### [Action item]
Return only how many lines in the data include the string "mapped".

### [Provided records]
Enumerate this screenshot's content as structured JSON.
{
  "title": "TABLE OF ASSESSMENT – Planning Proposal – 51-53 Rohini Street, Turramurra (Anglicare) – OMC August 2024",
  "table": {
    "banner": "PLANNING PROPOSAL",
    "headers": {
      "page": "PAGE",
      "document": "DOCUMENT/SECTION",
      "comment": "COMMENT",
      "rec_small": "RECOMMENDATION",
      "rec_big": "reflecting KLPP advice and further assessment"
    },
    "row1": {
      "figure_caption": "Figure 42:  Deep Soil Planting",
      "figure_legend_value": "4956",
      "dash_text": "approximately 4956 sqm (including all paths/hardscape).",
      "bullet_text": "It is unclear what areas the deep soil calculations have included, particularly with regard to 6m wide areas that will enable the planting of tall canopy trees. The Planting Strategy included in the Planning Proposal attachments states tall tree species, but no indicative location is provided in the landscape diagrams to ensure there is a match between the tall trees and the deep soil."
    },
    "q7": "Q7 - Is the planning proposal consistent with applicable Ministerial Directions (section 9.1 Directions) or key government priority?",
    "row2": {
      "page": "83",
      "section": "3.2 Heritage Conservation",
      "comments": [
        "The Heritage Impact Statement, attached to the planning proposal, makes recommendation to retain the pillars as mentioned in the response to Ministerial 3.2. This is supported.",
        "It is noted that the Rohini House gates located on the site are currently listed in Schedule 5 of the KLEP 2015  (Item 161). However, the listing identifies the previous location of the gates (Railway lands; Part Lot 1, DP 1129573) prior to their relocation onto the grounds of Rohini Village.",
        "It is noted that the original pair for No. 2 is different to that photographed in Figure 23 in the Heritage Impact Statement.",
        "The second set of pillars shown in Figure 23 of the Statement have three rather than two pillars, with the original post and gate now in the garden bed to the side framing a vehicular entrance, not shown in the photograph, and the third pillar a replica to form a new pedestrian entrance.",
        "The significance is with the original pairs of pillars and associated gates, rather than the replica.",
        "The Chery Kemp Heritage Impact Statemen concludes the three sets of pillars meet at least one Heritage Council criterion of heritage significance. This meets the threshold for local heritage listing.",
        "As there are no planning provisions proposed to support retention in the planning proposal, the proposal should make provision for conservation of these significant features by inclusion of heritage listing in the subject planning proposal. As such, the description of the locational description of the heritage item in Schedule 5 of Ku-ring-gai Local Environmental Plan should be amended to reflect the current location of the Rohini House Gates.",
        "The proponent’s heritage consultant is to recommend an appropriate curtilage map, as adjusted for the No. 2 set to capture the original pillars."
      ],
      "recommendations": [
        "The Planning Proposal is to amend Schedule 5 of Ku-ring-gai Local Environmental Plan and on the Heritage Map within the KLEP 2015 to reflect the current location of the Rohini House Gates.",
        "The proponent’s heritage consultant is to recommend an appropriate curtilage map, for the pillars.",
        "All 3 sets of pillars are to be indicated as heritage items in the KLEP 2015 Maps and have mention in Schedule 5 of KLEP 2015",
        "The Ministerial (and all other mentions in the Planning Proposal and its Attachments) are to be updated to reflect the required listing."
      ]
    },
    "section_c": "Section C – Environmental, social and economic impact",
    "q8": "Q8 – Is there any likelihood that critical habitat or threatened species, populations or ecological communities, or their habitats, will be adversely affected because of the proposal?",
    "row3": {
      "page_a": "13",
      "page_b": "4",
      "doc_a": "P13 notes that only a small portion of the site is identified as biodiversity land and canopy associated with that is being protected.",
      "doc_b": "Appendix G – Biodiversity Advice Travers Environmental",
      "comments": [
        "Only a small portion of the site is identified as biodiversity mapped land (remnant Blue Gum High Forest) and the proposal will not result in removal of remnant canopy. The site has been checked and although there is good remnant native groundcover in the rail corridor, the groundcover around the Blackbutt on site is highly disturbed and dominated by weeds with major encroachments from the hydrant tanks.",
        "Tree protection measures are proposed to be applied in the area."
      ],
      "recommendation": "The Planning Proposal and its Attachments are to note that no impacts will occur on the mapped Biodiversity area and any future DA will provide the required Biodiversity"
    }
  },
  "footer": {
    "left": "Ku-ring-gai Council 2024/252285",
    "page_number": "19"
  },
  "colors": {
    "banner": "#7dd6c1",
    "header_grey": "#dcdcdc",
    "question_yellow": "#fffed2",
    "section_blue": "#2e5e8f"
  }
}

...

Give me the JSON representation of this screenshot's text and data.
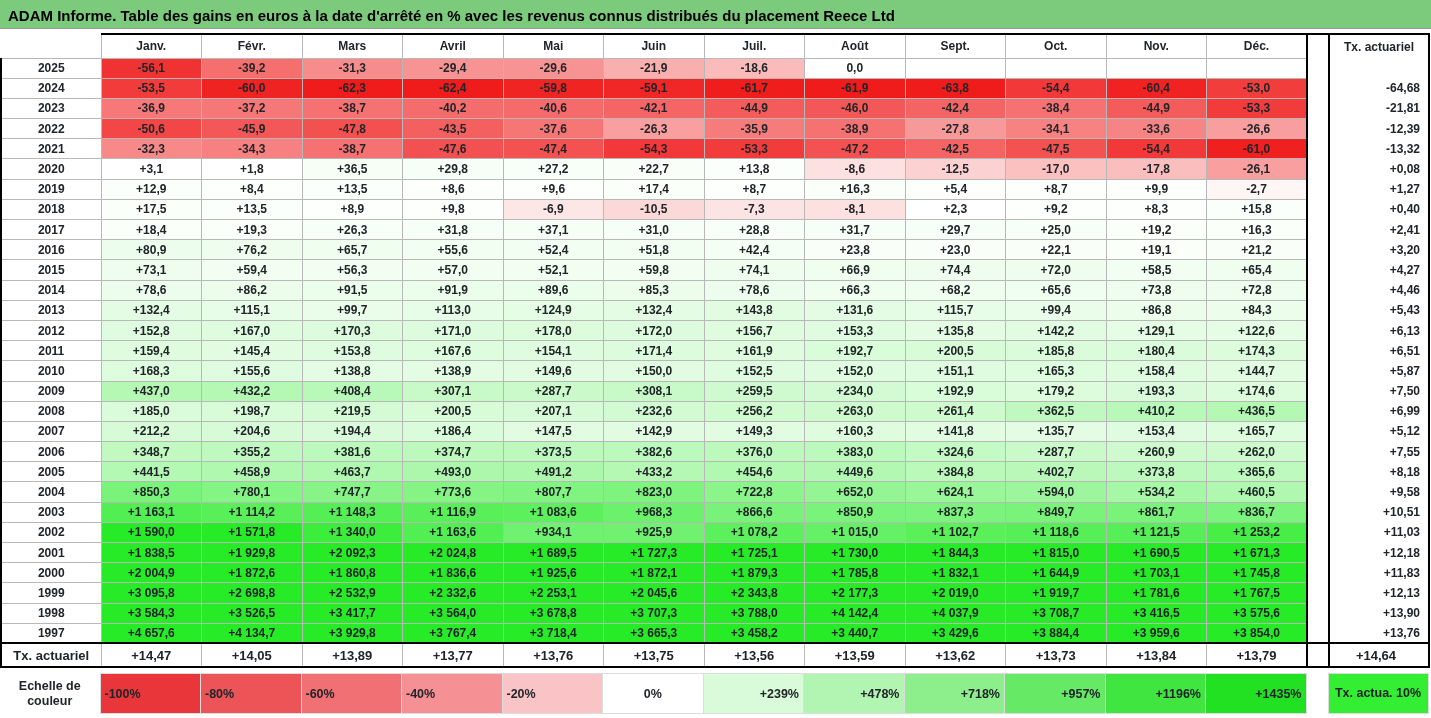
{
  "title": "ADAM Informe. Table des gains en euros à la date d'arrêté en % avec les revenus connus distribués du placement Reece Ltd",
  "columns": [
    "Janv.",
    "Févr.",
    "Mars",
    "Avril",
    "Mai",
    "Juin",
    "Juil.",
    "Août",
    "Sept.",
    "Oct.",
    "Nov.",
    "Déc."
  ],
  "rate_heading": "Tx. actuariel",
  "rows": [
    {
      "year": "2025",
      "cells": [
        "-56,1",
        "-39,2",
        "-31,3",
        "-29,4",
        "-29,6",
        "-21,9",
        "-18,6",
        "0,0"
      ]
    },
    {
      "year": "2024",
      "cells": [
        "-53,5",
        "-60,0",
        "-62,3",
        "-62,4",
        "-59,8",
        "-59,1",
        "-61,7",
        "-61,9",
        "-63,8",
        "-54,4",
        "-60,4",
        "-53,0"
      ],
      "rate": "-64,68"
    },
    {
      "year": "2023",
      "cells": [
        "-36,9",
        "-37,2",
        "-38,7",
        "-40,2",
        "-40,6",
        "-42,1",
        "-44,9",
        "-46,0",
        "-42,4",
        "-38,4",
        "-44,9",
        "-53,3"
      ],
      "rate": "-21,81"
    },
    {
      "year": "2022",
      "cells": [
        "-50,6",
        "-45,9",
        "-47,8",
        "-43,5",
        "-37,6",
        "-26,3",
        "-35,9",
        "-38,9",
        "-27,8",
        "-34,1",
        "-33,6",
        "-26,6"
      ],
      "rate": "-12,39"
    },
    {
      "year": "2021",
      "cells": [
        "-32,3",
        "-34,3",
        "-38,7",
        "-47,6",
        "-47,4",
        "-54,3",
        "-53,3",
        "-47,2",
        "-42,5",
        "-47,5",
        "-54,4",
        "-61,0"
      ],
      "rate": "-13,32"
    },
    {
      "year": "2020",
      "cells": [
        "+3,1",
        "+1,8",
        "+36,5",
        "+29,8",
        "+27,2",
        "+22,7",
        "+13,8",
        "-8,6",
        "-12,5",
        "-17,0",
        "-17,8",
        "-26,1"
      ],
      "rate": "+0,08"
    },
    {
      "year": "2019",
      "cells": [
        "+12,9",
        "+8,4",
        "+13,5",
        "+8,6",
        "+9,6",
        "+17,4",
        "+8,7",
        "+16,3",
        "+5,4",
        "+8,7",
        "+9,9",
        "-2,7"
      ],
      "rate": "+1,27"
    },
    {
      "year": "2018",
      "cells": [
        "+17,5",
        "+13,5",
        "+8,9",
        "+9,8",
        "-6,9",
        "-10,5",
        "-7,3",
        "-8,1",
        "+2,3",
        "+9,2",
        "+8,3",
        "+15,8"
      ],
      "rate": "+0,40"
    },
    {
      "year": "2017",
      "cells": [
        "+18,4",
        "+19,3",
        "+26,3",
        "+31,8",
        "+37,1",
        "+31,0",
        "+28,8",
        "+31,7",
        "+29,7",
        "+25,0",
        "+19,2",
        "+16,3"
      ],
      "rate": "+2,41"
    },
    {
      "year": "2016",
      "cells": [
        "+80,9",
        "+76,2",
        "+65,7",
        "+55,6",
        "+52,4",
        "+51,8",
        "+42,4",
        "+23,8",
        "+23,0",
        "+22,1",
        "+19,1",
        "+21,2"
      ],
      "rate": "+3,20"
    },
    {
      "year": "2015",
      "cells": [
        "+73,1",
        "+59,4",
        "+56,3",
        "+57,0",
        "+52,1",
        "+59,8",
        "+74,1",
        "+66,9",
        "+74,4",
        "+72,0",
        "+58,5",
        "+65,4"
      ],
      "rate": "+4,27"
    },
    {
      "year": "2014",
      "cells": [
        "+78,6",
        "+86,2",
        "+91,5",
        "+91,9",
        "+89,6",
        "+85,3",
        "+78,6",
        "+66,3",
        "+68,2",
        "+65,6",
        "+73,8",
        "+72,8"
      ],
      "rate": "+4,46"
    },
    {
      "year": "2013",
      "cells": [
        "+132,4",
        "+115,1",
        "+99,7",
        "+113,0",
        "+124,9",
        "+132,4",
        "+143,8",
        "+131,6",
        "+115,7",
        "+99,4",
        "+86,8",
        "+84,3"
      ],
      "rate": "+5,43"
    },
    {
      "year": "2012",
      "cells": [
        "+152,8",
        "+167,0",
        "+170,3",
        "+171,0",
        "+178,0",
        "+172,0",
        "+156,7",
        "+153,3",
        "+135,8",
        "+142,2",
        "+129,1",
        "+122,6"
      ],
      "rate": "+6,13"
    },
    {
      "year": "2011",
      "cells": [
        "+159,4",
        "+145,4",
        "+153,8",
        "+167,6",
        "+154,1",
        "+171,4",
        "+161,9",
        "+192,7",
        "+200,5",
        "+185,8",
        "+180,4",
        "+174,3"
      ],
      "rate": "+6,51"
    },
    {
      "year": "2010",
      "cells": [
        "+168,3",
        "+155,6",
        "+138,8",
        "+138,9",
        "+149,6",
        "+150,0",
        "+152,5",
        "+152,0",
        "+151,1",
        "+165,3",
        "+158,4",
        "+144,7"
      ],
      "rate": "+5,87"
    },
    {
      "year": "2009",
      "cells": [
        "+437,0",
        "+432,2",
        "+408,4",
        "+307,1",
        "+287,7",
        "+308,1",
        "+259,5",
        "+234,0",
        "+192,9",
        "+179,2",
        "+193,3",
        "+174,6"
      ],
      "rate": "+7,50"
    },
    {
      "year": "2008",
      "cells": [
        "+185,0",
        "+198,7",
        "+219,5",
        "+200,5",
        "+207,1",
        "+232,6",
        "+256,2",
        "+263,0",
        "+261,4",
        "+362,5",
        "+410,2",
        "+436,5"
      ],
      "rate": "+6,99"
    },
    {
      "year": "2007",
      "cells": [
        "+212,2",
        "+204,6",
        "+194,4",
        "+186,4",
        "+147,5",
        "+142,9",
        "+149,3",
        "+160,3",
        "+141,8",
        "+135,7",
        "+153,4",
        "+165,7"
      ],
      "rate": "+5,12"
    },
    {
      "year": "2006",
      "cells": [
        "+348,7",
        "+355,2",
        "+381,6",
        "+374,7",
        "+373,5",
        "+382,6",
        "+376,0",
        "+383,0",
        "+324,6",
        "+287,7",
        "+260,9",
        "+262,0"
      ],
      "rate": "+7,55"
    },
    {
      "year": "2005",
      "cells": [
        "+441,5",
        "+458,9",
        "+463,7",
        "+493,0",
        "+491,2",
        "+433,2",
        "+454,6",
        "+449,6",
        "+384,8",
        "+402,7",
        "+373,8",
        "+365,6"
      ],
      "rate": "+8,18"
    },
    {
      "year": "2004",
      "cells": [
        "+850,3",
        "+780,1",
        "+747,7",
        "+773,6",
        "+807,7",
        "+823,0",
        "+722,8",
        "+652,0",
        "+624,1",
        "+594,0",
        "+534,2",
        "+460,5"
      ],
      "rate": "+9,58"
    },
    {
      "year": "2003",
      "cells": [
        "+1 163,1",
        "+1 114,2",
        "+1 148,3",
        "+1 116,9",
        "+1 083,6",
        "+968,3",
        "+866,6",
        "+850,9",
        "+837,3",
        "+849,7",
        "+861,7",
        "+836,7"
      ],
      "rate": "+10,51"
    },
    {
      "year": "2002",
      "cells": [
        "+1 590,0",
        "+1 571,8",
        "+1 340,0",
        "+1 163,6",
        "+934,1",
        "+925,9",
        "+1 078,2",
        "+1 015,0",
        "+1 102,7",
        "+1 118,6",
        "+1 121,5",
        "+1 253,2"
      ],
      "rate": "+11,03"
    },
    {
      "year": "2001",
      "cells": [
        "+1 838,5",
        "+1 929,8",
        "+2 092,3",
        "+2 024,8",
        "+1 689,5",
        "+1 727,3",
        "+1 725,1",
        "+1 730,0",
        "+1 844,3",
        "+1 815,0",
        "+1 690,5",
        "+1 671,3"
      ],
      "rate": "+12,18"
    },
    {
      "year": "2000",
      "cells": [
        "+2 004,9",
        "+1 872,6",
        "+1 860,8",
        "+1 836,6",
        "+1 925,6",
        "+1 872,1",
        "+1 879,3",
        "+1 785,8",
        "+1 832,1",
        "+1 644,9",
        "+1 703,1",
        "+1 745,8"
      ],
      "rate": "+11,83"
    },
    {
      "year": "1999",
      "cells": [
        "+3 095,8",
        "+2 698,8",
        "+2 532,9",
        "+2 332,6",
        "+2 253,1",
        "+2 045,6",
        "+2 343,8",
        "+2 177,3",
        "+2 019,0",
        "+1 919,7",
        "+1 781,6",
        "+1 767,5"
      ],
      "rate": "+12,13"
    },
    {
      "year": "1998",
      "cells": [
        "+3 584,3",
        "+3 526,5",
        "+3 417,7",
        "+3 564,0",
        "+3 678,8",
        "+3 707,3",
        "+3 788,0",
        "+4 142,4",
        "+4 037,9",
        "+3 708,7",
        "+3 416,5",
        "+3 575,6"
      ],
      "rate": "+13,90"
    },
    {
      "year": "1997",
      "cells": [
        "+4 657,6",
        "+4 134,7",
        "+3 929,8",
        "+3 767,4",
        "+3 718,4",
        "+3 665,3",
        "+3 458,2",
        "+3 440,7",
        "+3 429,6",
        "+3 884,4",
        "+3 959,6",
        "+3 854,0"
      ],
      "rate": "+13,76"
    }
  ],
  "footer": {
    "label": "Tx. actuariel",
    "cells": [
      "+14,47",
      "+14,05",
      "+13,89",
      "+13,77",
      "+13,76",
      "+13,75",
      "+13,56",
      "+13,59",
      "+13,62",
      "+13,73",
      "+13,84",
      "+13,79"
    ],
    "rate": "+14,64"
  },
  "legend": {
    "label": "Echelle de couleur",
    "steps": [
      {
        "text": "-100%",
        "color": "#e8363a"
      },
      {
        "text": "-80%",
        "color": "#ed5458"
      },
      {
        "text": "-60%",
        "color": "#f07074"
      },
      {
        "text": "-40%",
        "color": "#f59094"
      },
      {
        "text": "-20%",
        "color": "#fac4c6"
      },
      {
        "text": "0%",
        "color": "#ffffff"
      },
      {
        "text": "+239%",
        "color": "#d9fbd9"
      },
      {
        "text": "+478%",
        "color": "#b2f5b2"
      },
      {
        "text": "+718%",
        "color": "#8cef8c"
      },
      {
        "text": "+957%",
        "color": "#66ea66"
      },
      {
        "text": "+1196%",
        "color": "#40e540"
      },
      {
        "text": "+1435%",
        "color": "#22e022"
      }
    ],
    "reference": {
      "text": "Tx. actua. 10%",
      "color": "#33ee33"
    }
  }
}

### [Solution for this exercise]
2